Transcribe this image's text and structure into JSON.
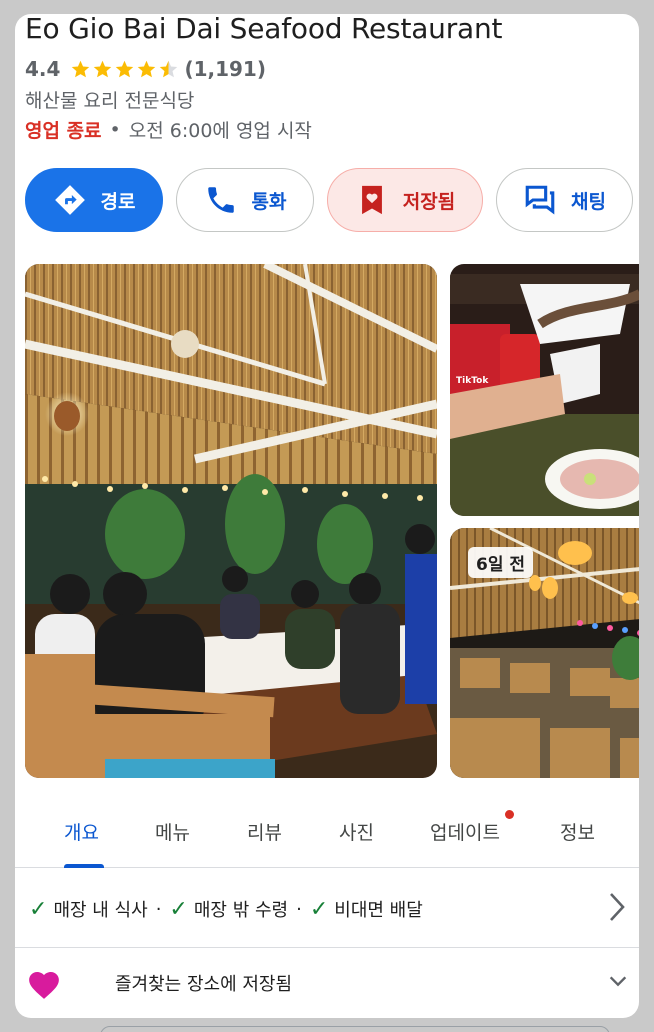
{
  "place": {
    "name": "Eo Gio Bai Dai Seafood Restaurant",
    "rating": "4.4",
    "stars": 4.5,
    "review_count": "(1,191)",
    "category": "해산물 요리 전문식당",
    "status_closed": "영업 종료",
    "status_dot": "•",
    "status_open": "오전 6:00에 영업 시작"
  },
  "actions": {
    "directions": "경로",
    "call": "통화",
    "saved": "저장됨",
    "chat": "채팅"
  },
  "photos": {
    "recent_badge": "6일 전",
    "tiktok_label": "TikTok"
  },
  "tabs": {
    "overview": "개요",
    "menu": "메뉴",
    "reviews": "리뷰",
    "photos": "사진",
    "updates": "업데이트",
    "about": "정보"
  },
  "services": {
    "dine_in": "매장 내 식사",
    "takeout": "매장 밖 수령",
    "delivery": "비대면 배달",
    "separator": "·",
    "check_icon": "✓"
  },
  "favorite": {
    "text": "즐겨찾는 장소에 저장됨",
    "color": "#d81b9d"
  },
  "colors": {
    "primary": "#1a73e8",
    "closed": "#d93025",
    "star": "#fbbc04"
  }
}
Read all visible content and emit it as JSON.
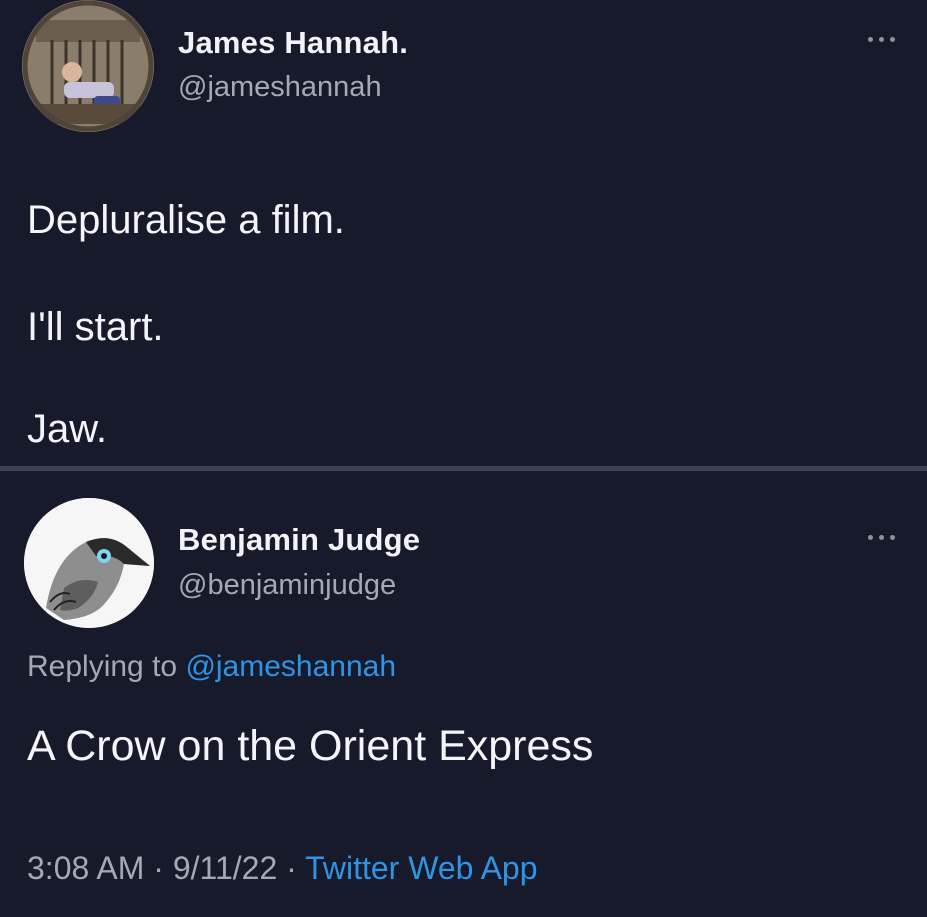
{
  "original_tweet": {
    "display_name": "James Hannah.",
    "handle": "@jameshannah",
    "avatar_icon": "profile-photo-icon",
    "more_icon": "more-options-icon",
    "lines": [
      "Depluralise a film.",
      "I'll start.",
      "Jaw."
    ]
  },
  "reply_tweet": {
    "display_name": "Benjamin Judge",
    "handle": "@benjaminjudge",
    "avatar_icon": "crow-avatar-icon",
    "more_icon": "more-options-icon",
    "replying_prefix": "Replying to",
    "replying_to": "@jameshannah",
    "text": "A Crow on the Orient Express",
    "time": "3:08 AM",
    "separator_1": "·",
    "date": "9/11/22",
    "separator_2": "·",
    "source": "Twitter Web App"
  },
  "colors": {
    "background": "#161a2b",
    "link": "#2f93e6",
    "secondary_text": "#a4a9b6",
    "primary_text": "#f4f5f8",
    "divider": "#3a4152"
  }
}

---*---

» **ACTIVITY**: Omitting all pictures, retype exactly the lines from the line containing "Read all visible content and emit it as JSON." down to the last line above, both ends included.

» **ANSWER SECTION**:
Read all visible content and emit it as JSON.
{
  "original_tweet": {
    "display_name": "James Hannah.",
    "handle": "@jameshannah",
    "avatar_icon": "profile-photo-icon",
    "more_icon": "more-options-icon",
    "lines": [
      "Depluralise a film.",
      "I'll start.",
      "Jaw."
    ]
  },
  "reply_tweet": {
    "display_name": "Benjamin Judge",
    "handle": "@benjaminjudge",
    "avatar_icon": "crow-avatar-icon",
    "more_icon": "more-options-icon",
    "replying_prefix": "Replying to",
    "replying_to": "@jameshannah",
    "text": "A Crow on the Orient Express",
    "time": "3:08 AM",
    "separator_1": "·",
    "date": "9/11/22",
    "separator_2": "·",
    "source": "Twitter Web App"
  },
  "colors": {
    "background": "#161a2b",
    "link": "#2f93e6",
    "secondary_text": "#a4a9b6",
    "primary_text": "#f4f5f8",
    "divider": "#3a4152"
  }
}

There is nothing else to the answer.